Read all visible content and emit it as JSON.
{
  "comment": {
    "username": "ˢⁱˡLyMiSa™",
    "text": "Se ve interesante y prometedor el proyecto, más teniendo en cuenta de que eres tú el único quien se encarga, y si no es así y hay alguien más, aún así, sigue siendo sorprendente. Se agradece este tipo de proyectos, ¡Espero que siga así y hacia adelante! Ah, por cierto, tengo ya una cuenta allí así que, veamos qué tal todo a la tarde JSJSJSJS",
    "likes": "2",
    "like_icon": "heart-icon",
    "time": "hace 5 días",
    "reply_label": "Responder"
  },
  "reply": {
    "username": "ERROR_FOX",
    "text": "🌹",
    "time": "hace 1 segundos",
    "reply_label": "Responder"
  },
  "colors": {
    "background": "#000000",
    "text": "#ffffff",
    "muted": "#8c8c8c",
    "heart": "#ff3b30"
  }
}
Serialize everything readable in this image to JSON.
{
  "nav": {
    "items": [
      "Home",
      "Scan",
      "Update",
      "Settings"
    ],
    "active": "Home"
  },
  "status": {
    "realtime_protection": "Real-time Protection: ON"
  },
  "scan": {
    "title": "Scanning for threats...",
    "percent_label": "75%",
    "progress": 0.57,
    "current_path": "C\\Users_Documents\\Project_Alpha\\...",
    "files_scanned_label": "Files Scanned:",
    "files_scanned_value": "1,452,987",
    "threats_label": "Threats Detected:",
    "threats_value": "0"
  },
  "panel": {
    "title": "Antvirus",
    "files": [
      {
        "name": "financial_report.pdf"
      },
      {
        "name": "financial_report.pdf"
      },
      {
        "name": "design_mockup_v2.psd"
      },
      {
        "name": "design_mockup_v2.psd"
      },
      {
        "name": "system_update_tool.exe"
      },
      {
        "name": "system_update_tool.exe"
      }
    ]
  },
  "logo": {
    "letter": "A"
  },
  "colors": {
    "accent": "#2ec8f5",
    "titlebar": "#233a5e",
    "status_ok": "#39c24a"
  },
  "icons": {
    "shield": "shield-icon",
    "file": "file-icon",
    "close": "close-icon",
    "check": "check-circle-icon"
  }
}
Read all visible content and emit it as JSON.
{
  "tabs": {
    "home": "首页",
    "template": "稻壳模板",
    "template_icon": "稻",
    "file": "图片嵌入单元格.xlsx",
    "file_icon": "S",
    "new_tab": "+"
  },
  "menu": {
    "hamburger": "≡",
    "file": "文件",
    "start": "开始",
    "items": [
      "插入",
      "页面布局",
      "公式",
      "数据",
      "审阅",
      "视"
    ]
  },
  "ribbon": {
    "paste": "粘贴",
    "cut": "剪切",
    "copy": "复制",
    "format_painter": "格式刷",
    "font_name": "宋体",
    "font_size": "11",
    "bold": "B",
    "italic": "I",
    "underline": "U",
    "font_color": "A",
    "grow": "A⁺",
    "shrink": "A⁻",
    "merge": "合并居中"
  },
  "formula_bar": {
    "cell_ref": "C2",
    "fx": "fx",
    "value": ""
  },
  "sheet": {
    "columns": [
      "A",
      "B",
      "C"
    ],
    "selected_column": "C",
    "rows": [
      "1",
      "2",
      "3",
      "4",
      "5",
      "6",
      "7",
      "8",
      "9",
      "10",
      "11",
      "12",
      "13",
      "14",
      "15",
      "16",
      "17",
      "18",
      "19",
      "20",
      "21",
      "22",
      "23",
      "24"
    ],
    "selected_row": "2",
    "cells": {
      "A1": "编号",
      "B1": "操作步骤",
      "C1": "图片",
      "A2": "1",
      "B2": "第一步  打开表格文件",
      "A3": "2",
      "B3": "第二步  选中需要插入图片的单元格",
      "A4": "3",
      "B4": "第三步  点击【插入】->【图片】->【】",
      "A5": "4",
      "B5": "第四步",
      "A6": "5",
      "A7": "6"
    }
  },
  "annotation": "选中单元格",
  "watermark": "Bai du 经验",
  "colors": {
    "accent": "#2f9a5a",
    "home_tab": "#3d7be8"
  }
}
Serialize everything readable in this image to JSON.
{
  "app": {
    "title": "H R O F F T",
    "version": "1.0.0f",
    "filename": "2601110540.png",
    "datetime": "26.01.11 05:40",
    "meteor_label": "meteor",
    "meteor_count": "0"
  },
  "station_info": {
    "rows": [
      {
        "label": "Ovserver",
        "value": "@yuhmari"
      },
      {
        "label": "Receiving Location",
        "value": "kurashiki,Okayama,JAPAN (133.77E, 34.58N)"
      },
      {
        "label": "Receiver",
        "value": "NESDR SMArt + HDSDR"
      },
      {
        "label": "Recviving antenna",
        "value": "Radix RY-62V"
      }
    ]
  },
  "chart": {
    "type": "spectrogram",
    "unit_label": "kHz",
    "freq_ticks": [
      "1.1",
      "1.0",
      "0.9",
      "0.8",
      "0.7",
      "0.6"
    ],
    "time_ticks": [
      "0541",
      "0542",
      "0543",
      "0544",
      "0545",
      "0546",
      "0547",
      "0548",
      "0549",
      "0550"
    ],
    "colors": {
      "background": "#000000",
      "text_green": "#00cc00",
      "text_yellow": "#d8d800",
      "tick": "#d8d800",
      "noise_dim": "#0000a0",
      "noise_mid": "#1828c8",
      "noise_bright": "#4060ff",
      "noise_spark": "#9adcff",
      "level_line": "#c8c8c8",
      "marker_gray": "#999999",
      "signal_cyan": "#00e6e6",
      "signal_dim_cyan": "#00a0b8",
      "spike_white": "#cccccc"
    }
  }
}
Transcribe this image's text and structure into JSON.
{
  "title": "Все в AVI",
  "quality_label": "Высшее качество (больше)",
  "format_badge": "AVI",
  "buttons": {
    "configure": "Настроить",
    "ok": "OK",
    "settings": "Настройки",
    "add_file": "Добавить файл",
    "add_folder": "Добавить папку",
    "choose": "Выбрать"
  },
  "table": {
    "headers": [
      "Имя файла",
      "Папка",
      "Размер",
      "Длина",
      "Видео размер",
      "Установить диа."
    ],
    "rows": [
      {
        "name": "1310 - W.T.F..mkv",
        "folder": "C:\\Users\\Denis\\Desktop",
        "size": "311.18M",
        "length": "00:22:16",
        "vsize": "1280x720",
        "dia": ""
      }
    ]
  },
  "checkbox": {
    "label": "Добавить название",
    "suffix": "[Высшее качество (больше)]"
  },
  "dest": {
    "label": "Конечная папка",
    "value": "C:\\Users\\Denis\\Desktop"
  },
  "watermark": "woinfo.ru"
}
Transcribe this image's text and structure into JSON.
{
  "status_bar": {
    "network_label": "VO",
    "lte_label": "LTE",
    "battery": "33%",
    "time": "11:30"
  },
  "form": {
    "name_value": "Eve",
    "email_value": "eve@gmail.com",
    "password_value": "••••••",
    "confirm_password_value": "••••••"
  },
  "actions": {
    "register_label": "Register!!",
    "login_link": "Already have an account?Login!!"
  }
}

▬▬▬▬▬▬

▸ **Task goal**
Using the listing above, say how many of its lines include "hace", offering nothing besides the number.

▸ **Solved problem**
2